Remedial measures have at times been somewhat rudimentary and at others entirely left field from more traditional solutions. During the initial response many decisions were made on the fly in order to simply make the area safe for restricted access, and while longer term, permanent solutions were being designed. Add to this political pressures requiring significant design changes only further complicated the already incredibly challenging task of working in this environment.
While work will be ongoing through 2018 and beyond, the target to get the road open on December 15th 2018 was achieved to the relief of the nation.
Major project milestones:
- 19th November 2016 – Inland Road into Kaikoura open, 5 days after quake
- 12th December 2016 – SH1 south into Kaikoura open (restricted)
- 9th June 2017 – First rail into Kaikoura (from south)
- 8th September 2017 – SH1 north into Kaikoura, safe route under Ohau Point established
- 15th September 2017 – Rail open north and south of Kaikoura
- 15th December 2017 – SH1 Road Open. One year, one month, one day on from the earthquake
Matt Hayes Photography – www.matthayes.co.nz, for the use of photos.
NCTIR for access to work sites throughout the rebuild zones.
South Pacific Helicopters for ongoing helicopter support.
GNS Science, 2016. M7.8 Kaikoura quake the biggest since the Dusky Sound jolt in 2009 – 15/11/2016, GNS media release, 14/11/2016 7:49am
FHWA, 2009. Use of Ring Nets for Slope Protection for Rockfall: End-of-Construction Report. Experimental Feature Study, Geotechnical Report C-7540, SR 28, Rock Island – Rock Slope Nettings.

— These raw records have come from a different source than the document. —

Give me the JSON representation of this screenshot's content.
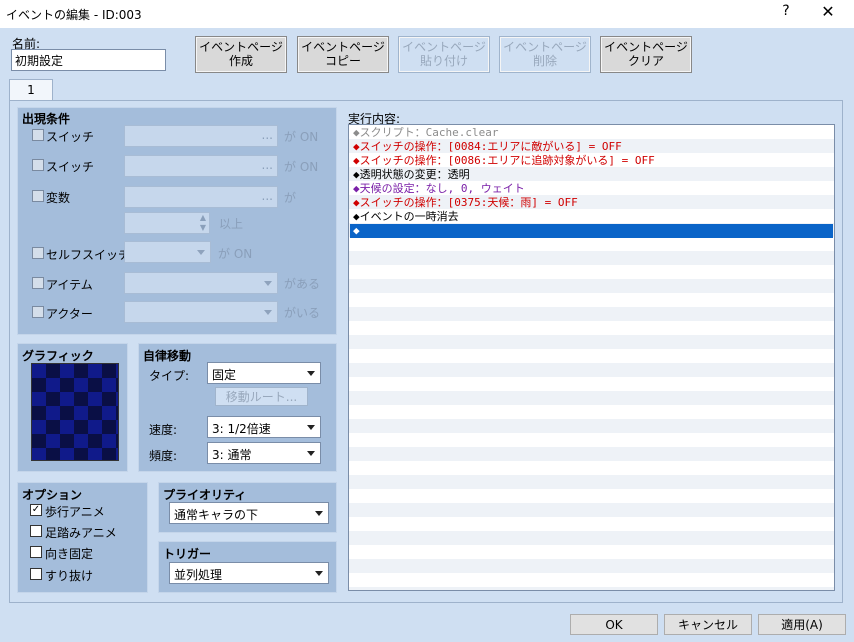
{
  "window": {
    "title": "イベントの編集 - ID:003",
    "help": "?",
    "close": "✕"
  },
  "name_label": "名前:",
  "name_value": "初期設定",
  "page_buttons": [
    {
      "l1": "イベントページ",
      "l2": "作成",
      "enabled": true
    },
    {
      "l1": "イベントページ",
      "l2": "コピー",
      "enabled": true
    },
    {
      "l1": "イベントページ",
      "l2": "貼り付け",
      "enabled": false
    },
    {
      "l1": "イベントページ",
      "l2": "削除",
      "enabled": false
    },
    {
      "l1": "イベントページ",
      "l2": "クリア",
      "enabled": true
    }
  ],
  "tab": "1",
  "conditions": {
    "title": "出現条件",
    "switch1": "スイッチ",
    "switch1_suffix": "が ON",
    "switch2": "スイッチ",
    "switch2_suffix": "が ON",
    "variable": "変数",
    "variable_suffix": "が",
    "variable_more": "以上",
    "self_switch": "セルフスイッチ",
    "self_suffix": "が ON",
    "item": "アイテム",
    "item_suffix": "がある",
    "actor": "アクター",
    "actor_suffix": "がいる",
    "ellipsis": "..."
  },
  "graphic": {
    "title": "グラフィック"
  },
  "autonomous": {
    "title": "自律移動",
    "type_label": "タイプ:",
    "type_value": "固定",
    "route_button": "移動ルート...",
    "speed_label": "速度:",
    "speed_value": "3: 1/2倍速",
    "freq_label": "頻度:",
    "freq_value": "3: 通常"
  },
  "options": {
    "title": "オプション",
    "items": [
      {
        "label": "歩行アニメ",
        "checked": true
      },
      {
        "label": "足踏みアニメ",
        "checked": false
      },
      {
        "label": "向き固定",
        "checked": false
      },
      {
        "label": "すり抜け",
        "checked": false
      }
    ]
  },
  "priority": {
    "title": "プライオリティ",
    "value": "通常キャラの下"
  },
  "trigger": {
    "title": "トリガー",
    "value": "並列処理"
  },
  "contents": {
    "label": "実行内容:",
    "rows": [
      {
        "text": "◆スクリプト：Cache.clear",
        "color": "#8c8c8c"
      },
      {
        "text": "◆スイッチの操作：[0084:エリアに敵がいる] = OFF",
        "color": "#d00000"
      },
      {
        "text": "◆スイッチの操作：[0086:エリアに追跡対象がいる] = OFF",
        "color": "#d00000"
      },
      {
        "text": "◆透明状態の変更：透明",
        "color": "#000000"
      },
      {
        "text": "◆天候の設定：なし, 0, ウェイト",
        "color": "#7a1fa8"
      },
      {
        "text": "◆スイッチの操作：[0375:天候：雨] = OFF",
        "color": "#d00000"
      },
      {
        "text": "◆イベントの一時消去",
        "color": "#000000"
      },
      {
        "text": "◆",
        "color": "#ffffff"
      }
    ],
    "selected_row": 7,
    "selection_color": "#0a64c8"
  },
  "footer": {
    "ok": "OK",
    "cancel": "キャンセル",
    "apply": "適用(A)"
  }
}
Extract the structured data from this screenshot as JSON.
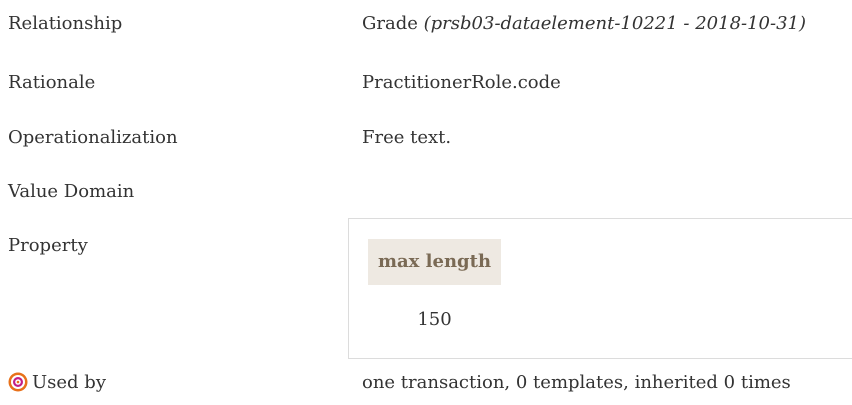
{
  "rows": {
    "relationship": {
      "label": "Relationship",
      "value_main": "Grade",
      "value_ref": "(prsb03-dataelement-10221 - 2018-10-31)"
    },
    "rationale": {
      "label": "Rationale",
      "value": "PractitionerRole.code"
    },
    "operationalization": {
      "label": "Operationalization",
      "value": "Free text."
    },
    "value_domain": {
      "label": "Value Domain"
    },
    "property": {
      "label": "Property",
      "header": "max length",
      "value": "150"
    },
    "used_by": {
      "icon": "target-icon",
      "label": "Used by",
      "value": "one transaction, 0 templates, inherited 0 times"
    }
  },
  "colors": {
    "text": "#333333",
    "header_bg": "#eee9e2",
    "header_text": "#7a6a55",
    "icon_outer": "#e8711a",
    "icon_inner": "#c21f87"
  }
}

NCTIR, 2017. SH1- Ohau Point, the last slip in the red zone. September-November 2017 – milestones achieved. NCTIR Newsletter, online release.